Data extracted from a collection
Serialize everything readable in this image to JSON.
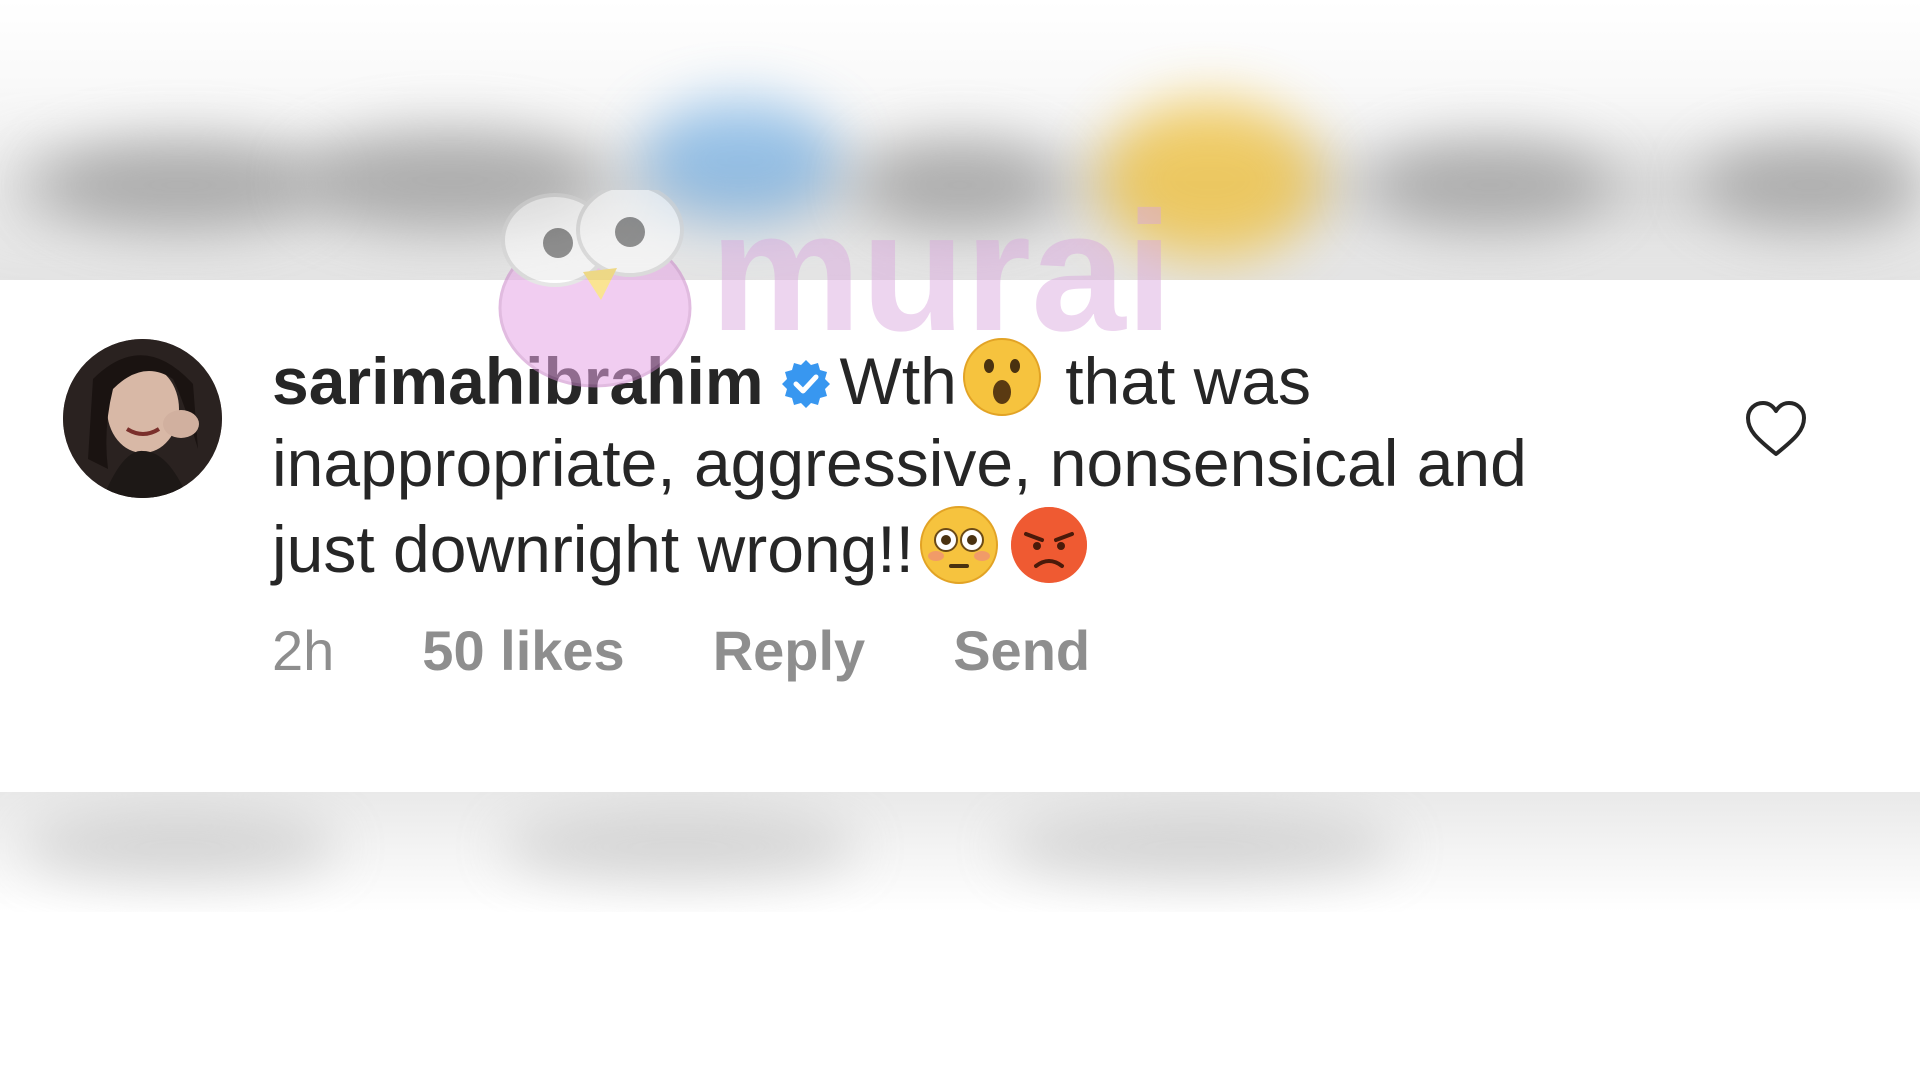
{
  "watermark": {
    "text": "murai"
  },
  "comment": {
    "username": "sarimahibrahim",
    "verified": true,
    "text_part1": "Wth",
    "emoji1": "astonished-face",
    "text_part2": "that was inappropriate, aggressive, nonsensical and just downright wrong!!",
    "emoji2": "flushed-face",
    "emoji3": "angry-face",
    "time": "2h",
    "likes": "50 likes",
    "reply_label": "Reply",
    "send_label": "Send"
  },
  "colors": {
    "text": "#262626",
    "secondary": "#8e8e8e",
    "verified_blue": "#3897f0",
    "watermark_pink": "#d8a7dc"
  }
}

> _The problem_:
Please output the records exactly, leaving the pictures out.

> _Output below_:
Serialize everything readable in this image to JSON.
{
  "watermark": {
    "text": "murai"
  },
  "comment": {
    "username": "sarimahibrahim",
    "verified": true,
    "text_part1": "Wth",
    "emoji1": "astonished-face",
    "text_part2": "that was inappropriate, aggressive, nonsensical and just downright wrong!!",
    "emoji2": "flushed-face",
    "emoji3": "angry-face",
    "time": "2h",
    "likes": "50 likes",
    "reply_label": "Reply",
    "send_label": "Send"
  },
  "colors": {
    "text": "#262626",
    "secondary": "#8e8e8e",
    "verified_blue": "#3897f0",
    "watermark_pink": "#d8a7dc"
  }
}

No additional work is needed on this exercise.